**Task details**
Show every line in the entries below where the word "signer" appears.

(Website and app data records)
*** Begin section ***
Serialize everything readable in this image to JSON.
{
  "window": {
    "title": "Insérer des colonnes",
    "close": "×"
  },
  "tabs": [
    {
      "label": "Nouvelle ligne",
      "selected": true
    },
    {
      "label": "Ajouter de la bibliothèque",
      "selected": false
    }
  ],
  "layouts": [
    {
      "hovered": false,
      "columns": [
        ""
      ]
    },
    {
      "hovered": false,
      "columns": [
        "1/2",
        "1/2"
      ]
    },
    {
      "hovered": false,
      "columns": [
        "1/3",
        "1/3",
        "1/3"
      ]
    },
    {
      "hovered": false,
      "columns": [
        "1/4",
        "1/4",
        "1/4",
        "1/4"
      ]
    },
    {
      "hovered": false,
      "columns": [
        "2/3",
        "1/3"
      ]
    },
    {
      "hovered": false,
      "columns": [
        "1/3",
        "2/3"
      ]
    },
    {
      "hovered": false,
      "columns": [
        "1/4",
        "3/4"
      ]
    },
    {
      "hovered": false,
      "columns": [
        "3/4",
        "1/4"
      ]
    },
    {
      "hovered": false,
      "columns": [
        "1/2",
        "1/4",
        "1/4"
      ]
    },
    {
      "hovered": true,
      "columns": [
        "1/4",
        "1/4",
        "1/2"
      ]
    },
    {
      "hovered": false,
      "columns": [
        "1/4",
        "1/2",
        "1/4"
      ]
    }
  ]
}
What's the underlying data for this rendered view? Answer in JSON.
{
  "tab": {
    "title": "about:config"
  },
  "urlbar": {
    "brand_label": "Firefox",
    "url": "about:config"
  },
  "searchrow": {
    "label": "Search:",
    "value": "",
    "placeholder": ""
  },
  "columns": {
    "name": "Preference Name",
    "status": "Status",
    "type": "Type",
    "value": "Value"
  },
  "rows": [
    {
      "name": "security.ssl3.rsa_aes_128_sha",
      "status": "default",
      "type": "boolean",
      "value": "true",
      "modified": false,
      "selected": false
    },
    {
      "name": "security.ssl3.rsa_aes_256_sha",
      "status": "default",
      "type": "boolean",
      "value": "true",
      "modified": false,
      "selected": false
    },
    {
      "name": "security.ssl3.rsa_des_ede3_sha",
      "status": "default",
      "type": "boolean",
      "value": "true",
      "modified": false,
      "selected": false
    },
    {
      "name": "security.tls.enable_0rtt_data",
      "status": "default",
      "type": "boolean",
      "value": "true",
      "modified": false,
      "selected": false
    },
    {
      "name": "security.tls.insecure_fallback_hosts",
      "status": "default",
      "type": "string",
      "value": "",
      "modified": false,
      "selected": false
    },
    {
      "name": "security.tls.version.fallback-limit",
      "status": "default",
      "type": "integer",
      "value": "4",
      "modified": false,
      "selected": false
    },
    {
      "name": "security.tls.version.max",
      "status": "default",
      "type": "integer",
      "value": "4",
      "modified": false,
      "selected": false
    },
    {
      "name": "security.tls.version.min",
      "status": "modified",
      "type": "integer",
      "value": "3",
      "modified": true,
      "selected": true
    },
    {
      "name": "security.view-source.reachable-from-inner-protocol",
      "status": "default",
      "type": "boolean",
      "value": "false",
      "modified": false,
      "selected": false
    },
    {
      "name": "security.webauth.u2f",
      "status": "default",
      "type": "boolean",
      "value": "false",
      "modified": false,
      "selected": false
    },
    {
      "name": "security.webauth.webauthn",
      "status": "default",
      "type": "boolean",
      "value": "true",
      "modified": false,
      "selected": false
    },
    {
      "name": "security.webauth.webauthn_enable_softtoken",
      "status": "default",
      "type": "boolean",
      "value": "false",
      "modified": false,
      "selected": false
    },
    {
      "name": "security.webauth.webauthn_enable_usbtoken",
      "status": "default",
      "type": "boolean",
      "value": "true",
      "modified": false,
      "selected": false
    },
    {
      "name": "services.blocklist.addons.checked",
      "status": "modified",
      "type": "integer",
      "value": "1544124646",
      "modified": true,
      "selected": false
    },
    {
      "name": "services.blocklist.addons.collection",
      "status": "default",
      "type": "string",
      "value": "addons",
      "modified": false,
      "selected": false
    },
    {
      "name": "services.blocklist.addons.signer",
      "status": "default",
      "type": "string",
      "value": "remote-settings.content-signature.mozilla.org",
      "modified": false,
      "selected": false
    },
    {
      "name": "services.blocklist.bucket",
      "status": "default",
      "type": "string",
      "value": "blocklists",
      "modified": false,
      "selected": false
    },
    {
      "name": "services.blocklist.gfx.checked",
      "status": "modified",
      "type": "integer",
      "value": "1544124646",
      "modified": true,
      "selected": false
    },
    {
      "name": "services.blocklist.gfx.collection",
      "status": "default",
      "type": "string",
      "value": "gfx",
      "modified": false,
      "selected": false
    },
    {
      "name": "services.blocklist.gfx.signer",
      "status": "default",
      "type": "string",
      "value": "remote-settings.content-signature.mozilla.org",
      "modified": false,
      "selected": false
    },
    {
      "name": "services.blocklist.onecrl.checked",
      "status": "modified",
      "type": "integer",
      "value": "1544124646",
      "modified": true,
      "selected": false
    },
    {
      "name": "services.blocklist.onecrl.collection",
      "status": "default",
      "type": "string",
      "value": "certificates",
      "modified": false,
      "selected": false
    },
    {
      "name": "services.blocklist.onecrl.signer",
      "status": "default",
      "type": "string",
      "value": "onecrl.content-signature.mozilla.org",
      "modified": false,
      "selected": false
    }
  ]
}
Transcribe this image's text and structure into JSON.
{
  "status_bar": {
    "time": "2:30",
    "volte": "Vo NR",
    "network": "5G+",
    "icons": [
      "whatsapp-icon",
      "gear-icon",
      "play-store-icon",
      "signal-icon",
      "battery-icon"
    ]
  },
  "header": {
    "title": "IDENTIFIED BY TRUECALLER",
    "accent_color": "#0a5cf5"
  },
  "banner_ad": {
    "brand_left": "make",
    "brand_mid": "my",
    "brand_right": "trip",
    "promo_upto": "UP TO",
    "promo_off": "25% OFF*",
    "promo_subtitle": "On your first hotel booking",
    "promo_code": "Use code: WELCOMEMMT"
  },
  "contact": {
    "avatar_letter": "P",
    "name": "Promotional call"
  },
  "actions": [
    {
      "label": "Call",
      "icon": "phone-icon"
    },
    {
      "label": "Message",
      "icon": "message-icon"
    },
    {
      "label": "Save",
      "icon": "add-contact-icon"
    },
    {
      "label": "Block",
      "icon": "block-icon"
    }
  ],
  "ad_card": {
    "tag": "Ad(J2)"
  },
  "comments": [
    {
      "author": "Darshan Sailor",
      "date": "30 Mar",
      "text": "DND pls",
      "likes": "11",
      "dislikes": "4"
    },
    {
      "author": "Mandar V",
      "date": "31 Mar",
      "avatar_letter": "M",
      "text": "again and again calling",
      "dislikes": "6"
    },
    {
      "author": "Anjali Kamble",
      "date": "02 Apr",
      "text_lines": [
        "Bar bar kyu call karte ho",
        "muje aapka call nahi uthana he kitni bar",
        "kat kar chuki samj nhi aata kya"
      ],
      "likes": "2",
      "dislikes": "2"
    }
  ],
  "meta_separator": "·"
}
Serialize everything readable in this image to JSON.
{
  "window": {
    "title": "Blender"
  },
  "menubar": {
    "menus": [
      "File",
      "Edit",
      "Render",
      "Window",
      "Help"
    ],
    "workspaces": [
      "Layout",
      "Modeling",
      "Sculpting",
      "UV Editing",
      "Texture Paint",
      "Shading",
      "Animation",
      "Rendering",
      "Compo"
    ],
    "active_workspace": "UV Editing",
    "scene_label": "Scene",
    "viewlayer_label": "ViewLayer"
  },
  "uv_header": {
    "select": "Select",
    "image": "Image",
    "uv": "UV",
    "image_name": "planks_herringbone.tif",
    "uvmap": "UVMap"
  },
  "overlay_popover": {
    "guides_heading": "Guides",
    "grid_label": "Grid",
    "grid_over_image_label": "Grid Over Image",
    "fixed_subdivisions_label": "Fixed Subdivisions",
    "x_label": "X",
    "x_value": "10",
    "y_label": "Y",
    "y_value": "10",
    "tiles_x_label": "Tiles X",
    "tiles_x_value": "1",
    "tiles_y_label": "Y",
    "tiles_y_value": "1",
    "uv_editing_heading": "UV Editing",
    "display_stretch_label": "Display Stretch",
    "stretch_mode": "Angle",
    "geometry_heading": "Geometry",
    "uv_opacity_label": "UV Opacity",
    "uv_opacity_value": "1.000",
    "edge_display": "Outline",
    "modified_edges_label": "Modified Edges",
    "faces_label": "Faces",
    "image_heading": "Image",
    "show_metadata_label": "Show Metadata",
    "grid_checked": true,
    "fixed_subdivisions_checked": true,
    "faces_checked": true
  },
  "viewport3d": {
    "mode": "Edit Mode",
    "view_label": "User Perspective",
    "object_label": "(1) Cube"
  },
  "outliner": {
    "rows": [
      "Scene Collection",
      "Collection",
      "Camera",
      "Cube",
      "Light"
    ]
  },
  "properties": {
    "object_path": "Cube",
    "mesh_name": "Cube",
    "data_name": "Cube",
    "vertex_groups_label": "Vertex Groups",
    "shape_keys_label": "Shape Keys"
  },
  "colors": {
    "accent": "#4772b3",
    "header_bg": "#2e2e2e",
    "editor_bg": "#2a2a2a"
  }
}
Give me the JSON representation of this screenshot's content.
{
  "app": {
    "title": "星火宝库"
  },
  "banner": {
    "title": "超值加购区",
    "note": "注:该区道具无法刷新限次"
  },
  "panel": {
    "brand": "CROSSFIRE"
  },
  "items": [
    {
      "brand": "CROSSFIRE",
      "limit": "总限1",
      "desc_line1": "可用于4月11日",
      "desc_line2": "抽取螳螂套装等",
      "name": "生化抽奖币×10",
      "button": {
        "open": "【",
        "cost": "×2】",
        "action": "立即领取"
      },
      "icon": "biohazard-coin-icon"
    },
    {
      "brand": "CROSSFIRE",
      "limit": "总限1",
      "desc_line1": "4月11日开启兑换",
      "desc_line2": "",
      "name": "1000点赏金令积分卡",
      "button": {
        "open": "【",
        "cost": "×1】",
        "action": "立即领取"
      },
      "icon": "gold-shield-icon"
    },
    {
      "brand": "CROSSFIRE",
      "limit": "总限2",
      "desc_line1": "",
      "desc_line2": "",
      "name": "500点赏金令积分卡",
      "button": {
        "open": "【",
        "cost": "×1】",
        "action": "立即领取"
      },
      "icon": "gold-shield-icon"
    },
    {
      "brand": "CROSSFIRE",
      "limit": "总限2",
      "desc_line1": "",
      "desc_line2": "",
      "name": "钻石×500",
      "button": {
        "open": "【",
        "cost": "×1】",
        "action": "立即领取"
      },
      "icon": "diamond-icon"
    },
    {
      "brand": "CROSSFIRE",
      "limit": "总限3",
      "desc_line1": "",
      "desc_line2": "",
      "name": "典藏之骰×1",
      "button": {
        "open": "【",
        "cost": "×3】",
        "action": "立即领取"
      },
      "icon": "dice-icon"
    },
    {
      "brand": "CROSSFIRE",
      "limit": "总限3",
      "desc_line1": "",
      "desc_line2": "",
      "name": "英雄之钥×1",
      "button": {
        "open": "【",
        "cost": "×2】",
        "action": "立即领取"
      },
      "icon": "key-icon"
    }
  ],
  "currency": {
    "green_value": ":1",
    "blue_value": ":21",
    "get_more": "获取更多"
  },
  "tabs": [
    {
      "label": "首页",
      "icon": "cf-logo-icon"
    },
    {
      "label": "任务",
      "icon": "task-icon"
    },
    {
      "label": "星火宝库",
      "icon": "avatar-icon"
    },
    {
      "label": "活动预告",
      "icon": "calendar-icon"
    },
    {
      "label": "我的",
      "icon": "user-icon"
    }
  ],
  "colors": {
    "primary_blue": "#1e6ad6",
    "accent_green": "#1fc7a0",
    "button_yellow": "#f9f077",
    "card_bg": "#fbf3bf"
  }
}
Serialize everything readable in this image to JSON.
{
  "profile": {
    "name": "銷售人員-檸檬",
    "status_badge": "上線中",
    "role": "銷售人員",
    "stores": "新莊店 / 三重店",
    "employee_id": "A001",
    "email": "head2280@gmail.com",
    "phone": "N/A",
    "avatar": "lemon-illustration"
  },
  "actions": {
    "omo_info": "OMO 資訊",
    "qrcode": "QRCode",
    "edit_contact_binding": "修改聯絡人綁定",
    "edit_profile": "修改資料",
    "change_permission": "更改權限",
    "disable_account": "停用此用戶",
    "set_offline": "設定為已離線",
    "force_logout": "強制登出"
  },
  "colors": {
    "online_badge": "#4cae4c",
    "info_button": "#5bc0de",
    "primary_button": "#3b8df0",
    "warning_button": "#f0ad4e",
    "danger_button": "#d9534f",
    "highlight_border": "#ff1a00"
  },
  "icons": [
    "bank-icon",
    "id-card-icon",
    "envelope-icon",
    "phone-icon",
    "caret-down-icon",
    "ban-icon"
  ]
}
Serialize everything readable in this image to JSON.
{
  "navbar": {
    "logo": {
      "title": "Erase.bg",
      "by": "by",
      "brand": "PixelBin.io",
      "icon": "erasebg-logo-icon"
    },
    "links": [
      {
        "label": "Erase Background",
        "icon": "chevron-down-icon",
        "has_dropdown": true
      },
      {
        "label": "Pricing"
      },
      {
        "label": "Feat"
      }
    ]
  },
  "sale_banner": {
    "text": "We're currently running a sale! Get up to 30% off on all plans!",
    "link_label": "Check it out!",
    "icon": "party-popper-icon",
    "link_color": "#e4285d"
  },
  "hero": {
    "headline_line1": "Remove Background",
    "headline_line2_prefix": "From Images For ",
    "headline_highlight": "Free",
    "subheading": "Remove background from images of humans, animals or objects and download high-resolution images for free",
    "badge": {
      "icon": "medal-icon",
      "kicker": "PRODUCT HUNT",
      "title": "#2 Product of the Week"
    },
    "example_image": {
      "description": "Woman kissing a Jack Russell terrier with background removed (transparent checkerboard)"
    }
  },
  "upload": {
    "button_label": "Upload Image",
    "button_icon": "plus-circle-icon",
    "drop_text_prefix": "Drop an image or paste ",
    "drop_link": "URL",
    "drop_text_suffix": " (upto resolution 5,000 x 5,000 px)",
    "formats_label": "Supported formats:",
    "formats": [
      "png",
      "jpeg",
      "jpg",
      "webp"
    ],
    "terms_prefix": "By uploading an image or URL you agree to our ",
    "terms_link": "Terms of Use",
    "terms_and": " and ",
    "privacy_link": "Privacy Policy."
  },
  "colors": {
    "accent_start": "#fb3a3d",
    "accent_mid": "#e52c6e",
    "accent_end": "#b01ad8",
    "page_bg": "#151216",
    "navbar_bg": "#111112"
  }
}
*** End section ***
**Result of this exercise**
      "name": "services.blocklist.addons.signer",
      "name": "services.blocklist.gfx.signer",
      "name": "services.blocklist.onecrl.signer",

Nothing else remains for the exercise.